Originally designed as an ultra-light summit pack, this has become one of my favorite travel accessories. Soemtiems I just need a little bag to wear into town to hit the local market or maybe to tuck under my seat on a long plane flight. The Summit Lite 25 weighs just 11 ounces and packs into its own lid pocket. The contoured shoulder straps are comfortable for light loads and the dual daisy chains add extra attachment points for extra gear.
The 100-denier PU coated nylon is light but not wimpy and the large zipper features twin sliders with glow-in-the-dark pull tabs. I take the Summit Lite with me on virtually every outing. I might tuck a hydration reservoir in the internal sleeve and use it for a short hike, or pack it with souvenirs for the trip home. I always find a use for it. www.exped.com
Mindshift Gear Rotation 180º Panorama 22L, $170
People love to document their travels. The quality of imagery being shared within the travel world has become astoundingly good. Whereas the point and shoot was once the preferred tool for capturing fleeting moments, many people, myself included, are traveling with a full compliment of camera gear. This has led me on a search for packs appropriate to the task of properly protecting camera gear while still making it accessible. It also helps if that pack has additional storage volume for all the other necessities that need to be brought along.
Mindshift’s innovative pack is effectively a backpack built around a waist pack. Odd as that sounds, it makes access to a full-size DSLR easy without removing the pack. To do so, the user simply unfastens one buckle on the side of the pack and then rotates the waist belt around until the padded camera pouch is positioned in front of the user. (pictured above with the camera bag slid out from the pack body.) It’s a clever solution to an age old problem, and goofy as it seems in concept, in practice it simply works. I no longer miss shots because I’m too lazy to take off my pack to grab my camera. I can stop, unpack my camera, get the shot, and be moving again in a matter of seconds. www.mindshiftgear.com
Lowe Alpine Eclipse 25, $90
At just over a hundred bucks, this is one of the better valued packs I have tested. Lowe Alpine has always offered good bang for the buck and the Eclipse 25 is no exception. With similar panel-loading pack access as offered by many packs it also has a top security pocket, stretch back panel and side pockets. It even has twin pockets on the waist belt and a padded phone pocket on the shoulder strap.

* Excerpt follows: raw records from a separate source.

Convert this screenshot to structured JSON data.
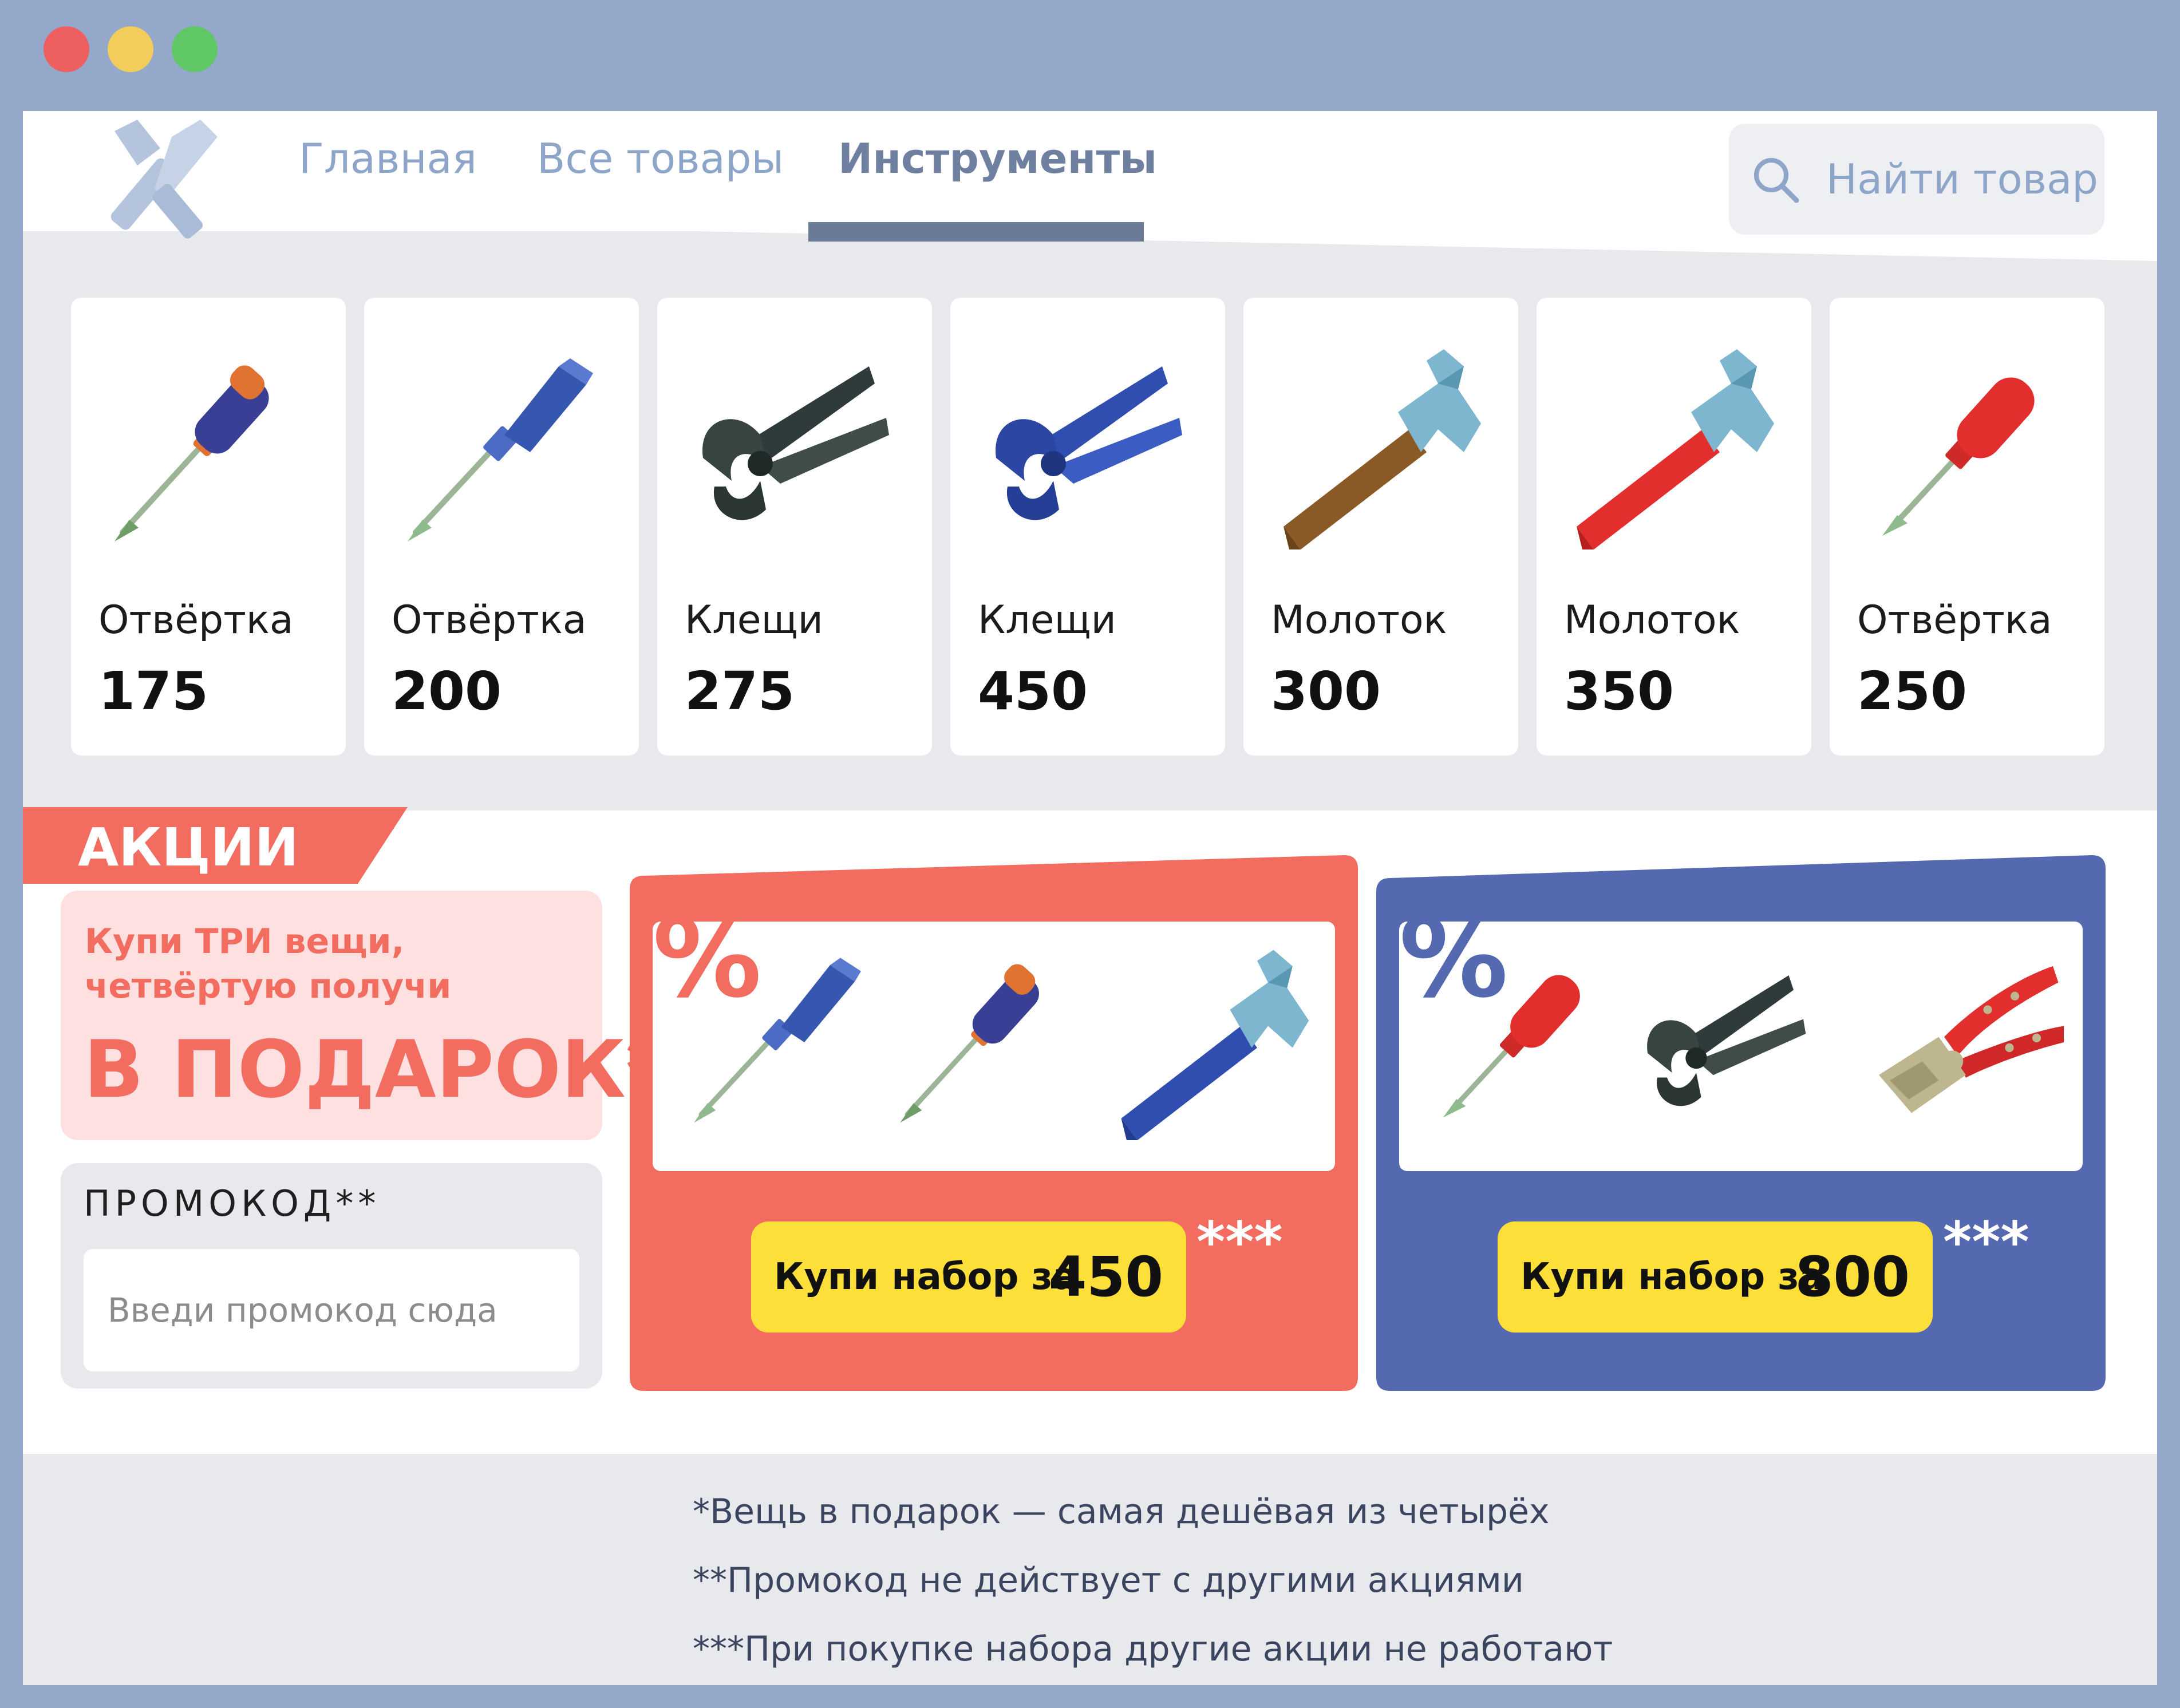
{
  "window": {
    "controls": [
      {
        "name": "close",
        "color": "#ee5f5f"
      },
      {
        "name": "minimize",
        "color": "#f2cd5c"
      },
      {
        "name": "maximize",
        "color": "#5fc765"
      }
    ]
  },
  "header": {
    "logo_icon": "hammer-screwdriver-logo-icon",
    "nav": [
      {
        "label": "Главная"
      },
      {
        "label": "Все товары"
      },
      {
        "label": "Инструменты",
        "active": true
      }
    ],
    "search": {
      "placeholder": "Найти товар",
      "icon": "search-icon"
    }
  },
  "products": [
    {
      "name": "Отвёртка",
      "price": "175",
      "icon": "screwdriver-blue-orange-icon"
    },
    {
      "name": "Отвёртка",
      "price": "200",
      "icon": "screwdriver-blue-icon"
    },
    {
      "name": "Клещи",
      "price": "275",
      "icon": "pincers-dark-icon"
    },
    {
      "name": "Клещи",
      "price": "450",
      "icon": "pincers-blue-icon"
    },
    {
      "name": "Молоток",
      "price": "300",
      "icon": "hammer-wood-icon"
    },
    {
      "name": "Молоток",
      "price": "350",
      "icon": "hammer-red-icon"
    },
    {
      "name": "Отвёртка",
      "price": "250",
      "icon": "screwdriver-red-icon"
    }
  ],
  "promotions": {
    "section_title": "АКЦИИ",
    "gift": {
      "line1": "Купи ТРИ вещи,",
      "line2": "четвёртую получи",
      "headline": "В ПОДАРОК*"
    },
    "promocode": {
      "label": "ПРОМОКОД**",
      "placeholder": "Введи промокод сюда"
    },
    "sets": [
      {
        "badge": "%",
        "button_label": "Купи набор за",
        "price": "450",
        "stars": "***",
        "color": "#f26c5f",
        "items": [
          "screwdriver-blue-icon",
          "screwdriver-blue-orange-icon",
          "hammer-blue-icon"
        ]
      },
      {
        "badge": "%",
        "button_label": "Купи набор за",
        "price": "800",
        "stars": "***",
        "color": "#5469b0",
        "items": [
          "screwdriver-red-icon",
          "pincers-dark-icon",
          "pliers-red-icon"
        ]
      }
    ]
  },
  "footnotes": [
    "*Вещь в подарок — самая дешёвая из четырёх",
    "**Промокод не действует с другими акциями",
    "***При покупке набора другие акции не работают"
  ],
  "colors": {
    "frame": "#94a8c9",
    "accent_red": "#f26c5f",
    "accent_blue": "#5469b0",
    "button_yellow": "#fddf3a",
    "panel_gray": "#e8e9ed"
  }
}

On the trail, the Eclipse is a comfortable pack with nicely shaped shoulder straps, a secure belt, and useful features. At 30 ounces, it’s one of the lighter packs in the test and I like the slender, teardrop shape which places the load low on the user’s back. It even has an adjustable torso length which is impressive for the low price. The back panel is well ventilated for use in warmer temperatures and the overall quality of materials and construction is excellent. Includes rain cover and is hydration compatible. www.lowealpine.com
PacSafe Z28 Ultimatesafe Backpack, $200

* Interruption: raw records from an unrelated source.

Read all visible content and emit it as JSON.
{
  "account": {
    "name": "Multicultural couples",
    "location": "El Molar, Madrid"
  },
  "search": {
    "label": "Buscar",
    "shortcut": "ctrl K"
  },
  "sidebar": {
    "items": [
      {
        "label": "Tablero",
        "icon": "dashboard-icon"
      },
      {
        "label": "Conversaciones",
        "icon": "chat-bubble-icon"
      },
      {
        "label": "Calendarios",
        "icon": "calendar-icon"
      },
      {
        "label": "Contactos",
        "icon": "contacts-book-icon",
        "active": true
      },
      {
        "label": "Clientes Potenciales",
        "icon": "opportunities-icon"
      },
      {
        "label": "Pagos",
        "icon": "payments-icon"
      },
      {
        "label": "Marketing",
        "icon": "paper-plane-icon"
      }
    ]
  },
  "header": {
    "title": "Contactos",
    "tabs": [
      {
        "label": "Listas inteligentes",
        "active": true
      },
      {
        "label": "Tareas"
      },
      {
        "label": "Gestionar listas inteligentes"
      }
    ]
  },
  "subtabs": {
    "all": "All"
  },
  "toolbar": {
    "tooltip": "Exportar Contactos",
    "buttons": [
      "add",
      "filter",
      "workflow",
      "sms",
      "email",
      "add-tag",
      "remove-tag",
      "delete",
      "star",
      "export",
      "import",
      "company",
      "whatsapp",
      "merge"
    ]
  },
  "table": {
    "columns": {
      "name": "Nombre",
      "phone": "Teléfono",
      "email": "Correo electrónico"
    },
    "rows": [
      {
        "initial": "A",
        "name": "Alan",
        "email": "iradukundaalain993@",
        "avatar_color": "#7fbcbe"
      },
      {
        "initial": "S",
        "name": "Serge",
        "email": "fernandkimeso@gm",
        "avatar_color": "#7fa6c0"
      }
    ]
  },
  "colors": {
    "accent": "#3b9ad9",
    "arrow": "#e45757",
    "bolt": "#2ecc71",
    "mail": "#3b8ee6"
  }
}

As one prone to travel to less developed and perhaps unsafe parts of the world, having a pack that protects my camera gear and personal items, is important. The Z28 is effectively a soft vault. Reinforced with PacSafe’s proprietary stainless steel mesh, it is virtually impossible to cut through the outer fabric. It would require a knife and cable cutters. Okay, not impossible, but unlikely unless your would-be thief is prepared for the operation and has ample time.
The top is also held securely closed with a heavy gauge stainless steel cable, that is long enough to also be looped around a solid object like a hotel bed or motorcycle frame. The included TSA-approved lock can be set with a custom combination and secures all of the locking features with one lock. It’s a relatively simple pack, but it does have a zippered top pocket in the lid and a nicely padded back panel and well shaped shoulder pads for a comfortable carry. I’ve used the Z28 to secure my expensive kit when leaving my hotel room, and to keep things secure while on the motorcycle. Just by dumb luck, the pack fits perfectly in a 30 liter motorcycle pannier as well as in the overhead bin on every flight I’ve been on. If it’s piece of mind you seek, the Ultimatesafe is your ticket. www.pacsafe.com